Gluck’s 231 year old opera was broadcast throughout the world today over the Metropolitan Opera’s radio and HD networks. This is the same production that the Met offered in 2007 with the same three principals. Before that season the opera had only 5 performances at the New York house – in 1916-17. Today’s was the 16th staging by the company. I suspect that the opera will be performed by the Met with the same frequency over its next century.
I don’t wish to say that the opera is dull or without virtue. It has a stately beauty about it, one drop dead gorgeous scene (beginning ‘O malheureuse Iphigénie’) at the end of the second act, and most importantly it’s short. The Met stretched the one intermission to a length greater than either half of the performance and everyone was still out of the theater in less than three hours. The problem with Iphigénie en Tauride is competence. Not the lack of it, but rather the abundance of it. It’s all competent, in fact most of it is far better than that. It’s very good. What an awful thing to say about an opera. But nothing grabs the listener at a visceral level other than the second act finale. Musicians admire Gluck, except for Handel who said his cook knew more counterpoint, but audiences enjoy his works and then tend to forget about them – hence 16 performances in over a century.
Everything about this performance was excellent except for the health alert and the choreography. The Met’s General Manager, Peter Gelb, appeared before the opera’s start to announce that both Susan Graham and Placido Domingo were suffering from colds, but that troopers as they were they would battle on regardless of any rhinovirus. Singers should give 100% not 80 with a doctors note. This weaseling out should never be done; it lacks class which both Graham and Domino have a lot of. As it turned out their singing sounded as it does when they are not ill.
Now to the choreography. Daniel Pelzig was responsible for the goofy gyrations that he thought were dancing. The women looked like Whirling Dervishes while the men seemed seized with chorea. I thought for a while that the dance master was St Vitus not Pelzig. A mess that never should have been on the Met’s stage.
Placido Domingo still has a fine sound that does not show signs of his 70 years. The top part of the voice is gone, but Oreste can be sung by a baritone and thus fits perfectly into the range he has left. There’s not a high note in the part and accordingly he sounded fine. He also moved like a man 25 years younger and was a convincing actor.
Paul Groves was Pylade, Oreste’s very close friend, and I mean really close. They were Greeks. Groves has a light tenor voice produced entirely in the throat. His sound is ordinary, but on the telecast he was easy to hear. I couldn’t tell how he sounded in the auditorium. Gordon Hawkins has a fine dark baritone.
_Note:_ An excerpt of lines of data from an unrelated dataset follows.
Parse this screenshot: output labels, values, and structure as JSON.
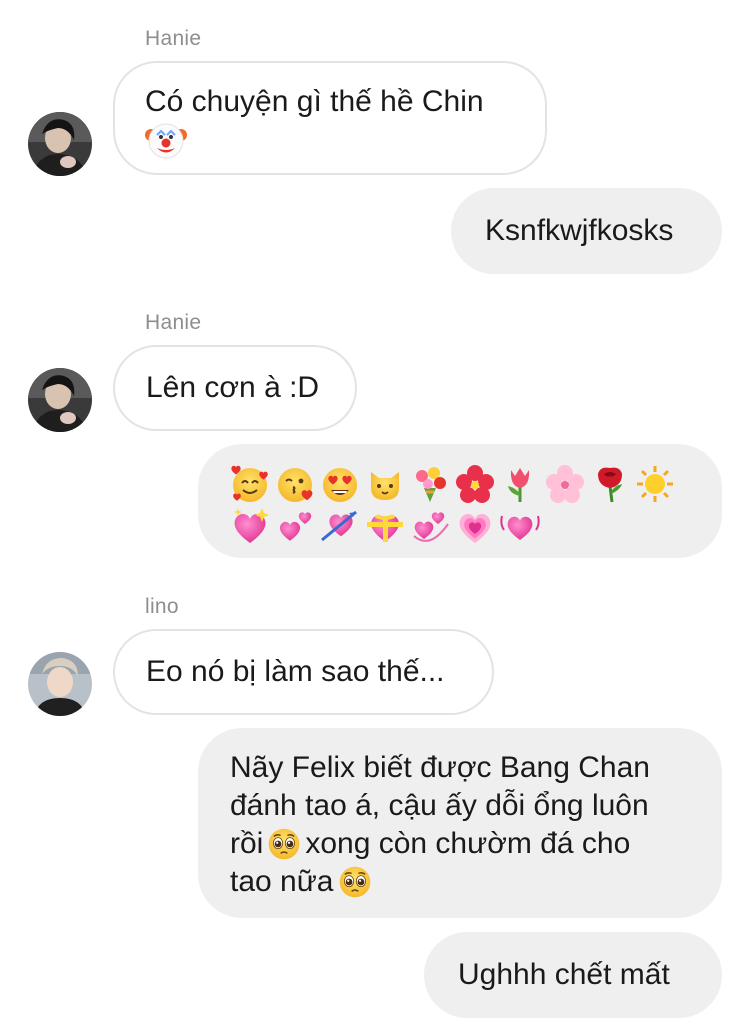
{
  "conversation": {
    "messages": [
      {
        "sender": "Hanie",
        "direction": "in",
        "text": "Có chuyện gì thế hề Chin",
        "emoji": [
          "clown-face"
        ]
      },
      {
        "direction": "out",
        "text": "Ksnfkwjfkosks"
      },
      {
        "sender": "Hanie",
        "direction": "in",
        "text": "Lên cơn à :D"
      },
      {
        "direction": "out",
        "emoji": [
          "smiling-face-with-hearts",
          "face-blowing-kiss",
          "heart-eyes",
          "cat-face",
          "bouquet",
          "hibiscus",
          "tulip",
          "cherry-blossom",
          "rose",
          "sun",
          "sparkling-heart",
          "two-hearts",
          "heart-with-arrow",
          "heart-with-ribbon",
          "revolving-hearts",
          "growing-heart",
          "beating-heart"
        ]
      },
      {
        "sender": "lino",
        "direction": "in",
        "text": "Eo nó bị làm sao thế..."
      },
      {
        "direction": "out",
        "lines": [
          "Nãy Felix biết được Bang Chan",
          "đánh tao á, cậu ấy dỗi ổng luôn",
          "rồi",
          "xong còn chườm đá cho",
          "tao nữa"
        ],
        "emoji": [
          "pleading-face",
          "pleading-face"
        ]
      },
      {
        "direction": "out",
        "text": "Ughhh chết mất"
      }
    ]
  },
  "colors": {
    "incoming_border": "#e3e3e3",
    "outgoing_bg": "#efefef",
    "sender_name": "#8e8e8e"
  }
}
He was appropriately mean as the villain Thoas. I’d like to hear more from him. He has been singing off an on at the Met for more than 20 years.
The chorus as usual sounded fine, but there were assigned arm and facial movements that made them look like the signers that appear at politically correct public meetings. It looked very strange in ancient Greece.
Patrick Summers conducted. He got a finely conceived rendition from the Met’s great orchestra.
Stephen Wadsworth directed the production. His staging was effective and unobtrusive. He allowed the drama to unfold as successfully as its slender story line allowed.
There was one set. two thirds of it was devoted to the goddess Diana’s sacrificial altar. The remaining third was a small room where the singers went when they need privacy. It got the job done, The costumes consisted mainly of schmatas. They were not a noteworthy feature of this production.
Barbara Willis Sweete was the video director. Unlike the previous Met telecasts that she directed, this one was devoid of the paralyzing close-ups that mar these shows. Her direction was in the background as it should be.
In summary, this was a fine performance of an opera that is much easier to admire than to love. It’s nice to see and hear a Gluck opera every now and then. The full cast is listed below.
IPHIGÉNIE EN TAURIDE
Christoph Willibald Gluck-Nicolas-François Guillard
First Priestess………Lei Xu
Second Priestess……..Cecelia Hall
Scythian Minister…….David Won
Set Designer…………Thomas Lynch
Costume designer……..Martin Pakledinaz
Lighting Designer…….Neil Peter Jampolis
Iphigénie en Tauride is a co-production with Seattle Opera